*What you should do*
The whole listing is to be given again without alteration, except that its pictures are dropped.
= = = =
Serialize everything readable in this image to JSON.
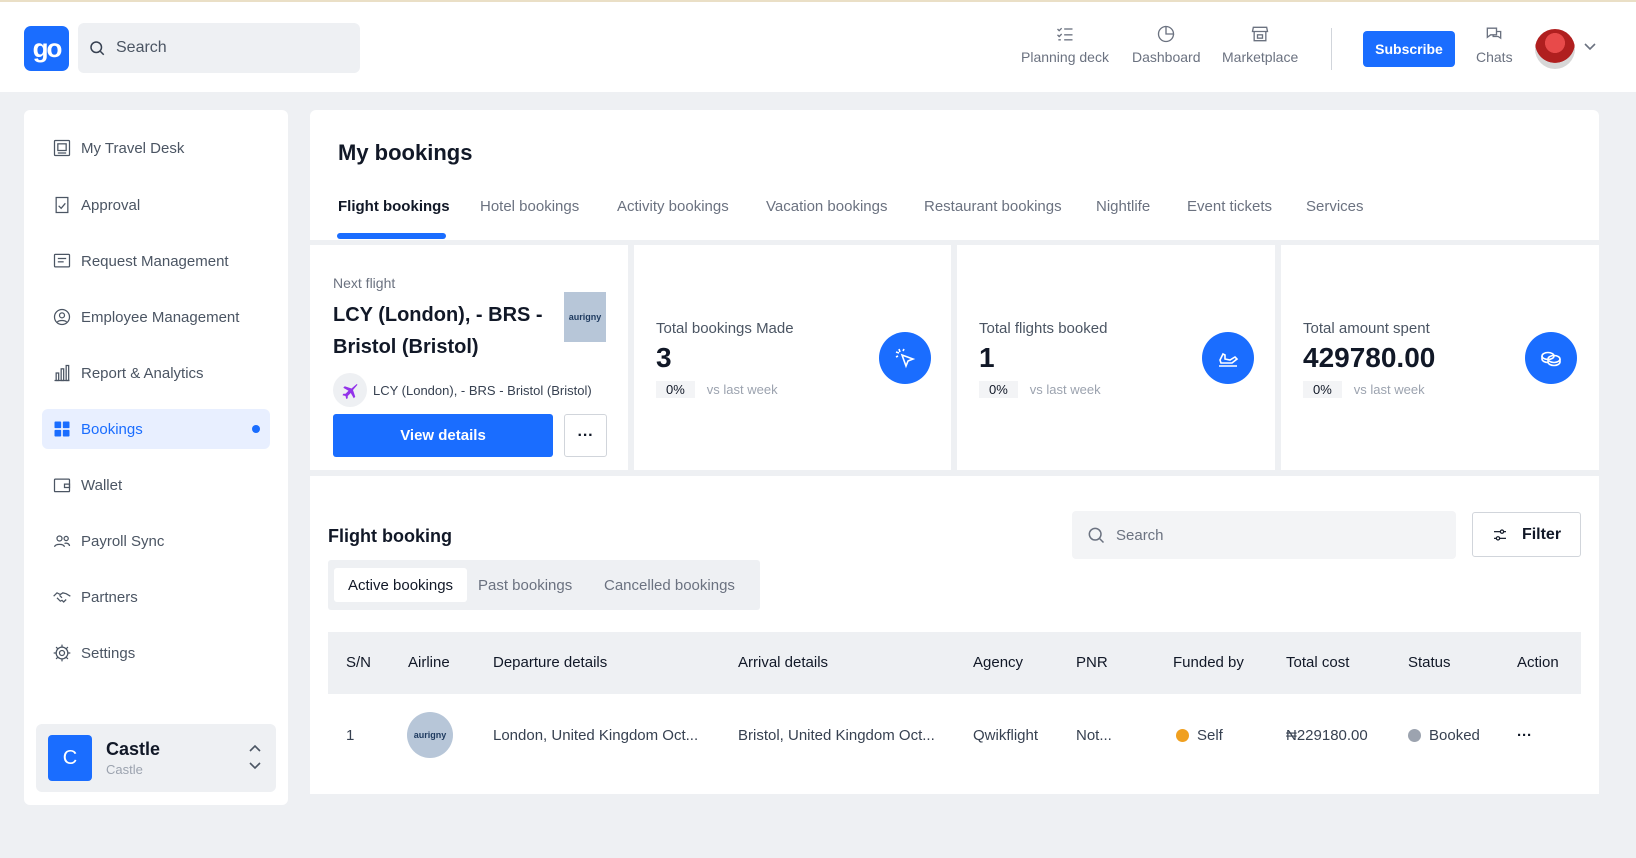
{
  "header": {
    "logo_text": "go",
    "search_placeholder": "Search",
    "nav": [
      {
        "label": "Planning deck",
        "icon": "checklist-icon"
      },
      {
        "label": "Dashboard",
        "icon": "pie-chart-icon"
      },
      {
        "label": "Marketplace",
        "icon": "store-icon"
      }
    ],
    "subscribe_label": "Subscribe",
    "chats_label": "Chats"
  },
  "sidebar": {
    "items": [
      {
        "label": "My Travel Desk",
        "icon": "travel-desk-icon"
      },
      {
        "label": "Approval",
        "icon": "approval-icon"
      },
      {
        "label": "Request Management",
        "icon": "request-icon"
      },
      {
        "label": "Employee Management",
        "icon": "employee-icon"
      },
      {
        "label": "Report & Analytics",
        "icon": "bar-chart-icon"
      },
      {
        "label": "Bookings",
        "icon": "grid-icon",
        "active": true
      },
      {
        "label": "Wallet",
        "icon": "wallet-icon"
      },
      {
        "label": "Payroll Sync",
        "icon": "users-icon"
      },
      {
        "label": "Partners",
        "icon": "handshake-icon"
      },
      {
        "label": "Settings",
        "icon": "gear-icon"
      }
    ],
    "user": {
      "initial": "C",
      "name": "Castle",
      "sub": "Castle"
    }
  },
  "main": {
    "title": "My bookings",
    "tabs": [
      "Flight bookings",
      "Hotel bookings",
      "Activity bookings",
      "Vacation bookings",
      "Restaurant bookings",
      "Nightlife",
      "Event tickets",
      "Services"
    ],
    "next_flight": {
      "label": "Next flight",
      "title": "LCY (London), - BRS - Bristol (Bristol)",
      "airline": "aurigny",
      "route": "LCY (London), - BRS - Bristol (Bristol)",
      "view_label": "View details",
      "more_label": "···"
    },
    "stats": [
      {
        "label": "Total bookings Made",
        "value": "3",
        "change": "0%",
        "vs": "vs last week",
        "icon": "cursor-click-icon"
      },
      {
        "label": "Total flights booked",
        "value": "1",
        "change": "0%",
        "vs": "vs last week",
        "icon": "plane-landing-icon"
      },
      {
        "label": "Total amount spent",
        "value": "429780.00",
        "change": "0%",
        "vs": "vs last week",
        "icon": "coins-icon"
      }
    ]
  },
  "flight_booking": {
    "title": "Flight booking",
    "subtabs": [
      "Active bookings",
      "Past bookings",
      "Cancelled bookings"
    ],
    "search_placeholder": "Search",
    "filter_label": "Filter",
    "columns": [
      "S/N",
      "Airline",
      "Departure details",
      "Arrival details",
      "Agency",
      "PNR",
      "Funded by",
      "Total cost",
      "Status",
      "Action"
    ],
    "rows": [
      {
        "sn": "1",
        "airline": "aurigny",
        "departure": "London, United Kingdom Oct...",
        "arrival": "Bristol, United Kingdom Oct...",
        "agency": "Qwikflight",
        "pnr": "Not...",
        "funded_by": "Self",
        "total_cost": "₦229180.00",
        "status": "Booked",
        "action": "···"
      }
    ],
    "colors": {
      "funded_dot": "#f0a020",
      "status_dot": "#9ca3af"
    }
  }
}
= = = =
*Task result*
Serialize everything readable in this image to JSON.
{
  "header": {
    "logo_text": "go",
    "search_placeholder": "Search",
    "nav": [
      {
        "label": "Planning deck",
        "icon": "checklist-icon"
      },
      {
        "label": "Dashboard",
        "icon": "pie-chart-icon"
      },
      {
        "label": "Marketplace",
        "icon": "store-icon"
      }
    ],
    "subscribe_label": "Subscribe",
    "chats_label": "Chats"
  },
  "sidebar": {
    "items": [
      {
        "label": "My Travel Desk",
        "icon": "travel-desk-icon"
      },
      {
        "label": "Approval",
        "icon": "approval-icon"
      },
      {
        "label": "Request Management",
        "icon": "request-icon"
      },
      {
        "label": "Employee Management",
        "icon": "employee-icon"
      },
      {
        "label": "Report & Analytics",
        "icon": "bar-chart-icon"
      },
      {
        "label": "Bookings",
        "icon": "grid-icon",
        "active": true
      },
      {
        "label": "Wallet",
        "icon": "wallet-icon"
      },
      {
        "label": "Payroll Sync",
        "icon": "users-icon"
      },
      {
        "label": "Partners",
        "icon": "handshake-icon"
      },
      {
        "label": "Settings",
        "icon": "gear-icon"
      }
    ],
    "user": {
      "initial": "C",
      "name": "Castle",
      "sub": "Castle"
    }
  },
  "main": {
    "title": "My bookings",
    "tabs": [
      "Flight bookings",
      "Hotel bookings",
      "Activity bookings",
      "Vacation bookings",
      "Restaurant bookings",
      "Nightlife",
      "Event tickets",
      "Services"
    ],
    "next_flight": {
      "label": "Next flight",
      "title": "LCY (London), - BRS - Bristol (Bristol)",
      "airline": "aurigny",
      "route": "LCY (London), - BRS - Bristol (Bristol)",
      "view_label": "View details",
      "more_label": "···"
    },
    "stats": [
      {
        "label": "Total bookings Made",
        "value": "3",
        "change": "0%",
        "vs": "vs last week",
        "icon": "cursor-click-icon"
      },
      {
        "label": "Total flights booked",
        "value": "1",
        "change": "0%",
        "vs": "vs last week",
        "icon": "plane-landing-icon"
      },
      {
        "label": "Total amount spent",
        "value": "429780.00",
        "change": "0%",
        "vs": "vs last week",
        "icon": "coins-icon"
      }
    ]
  },
  "flight_booking": {
    "title": "Flight booking",
    "subtabs": [
      "Active bookings",
      "Past bookings",
      "Cancelled bookings"
    ],
    "search_placeholder": "Search",
    "filter_label": "Filter",
    "columns": [
      "S/N",
      "Airline",
      "Departure details",
      "Arrival details",
      "Agency",
      "PNR",
      "Funded by",
      "Total cost",
      "Status",
      "Action"
    ],
    "rows": [
      {
        "sn": "1",
        "airline": "aurigny",
        "departure": "London, United Kingdom Oct...",
        "arrival": "Bristol, United Kingdom Oct...",
        "agency": "Qwikflight",
        "pnr": "Not...",
        "funded_by": "Self",
        "total_cost": "₦229180.00",
        "status": "Booked",
        "action": "···"
      }
    ],
    "colors": {
      "funded_dot": "#f0a020",
      "status_dot": "#9ca3af"
    }
  }
}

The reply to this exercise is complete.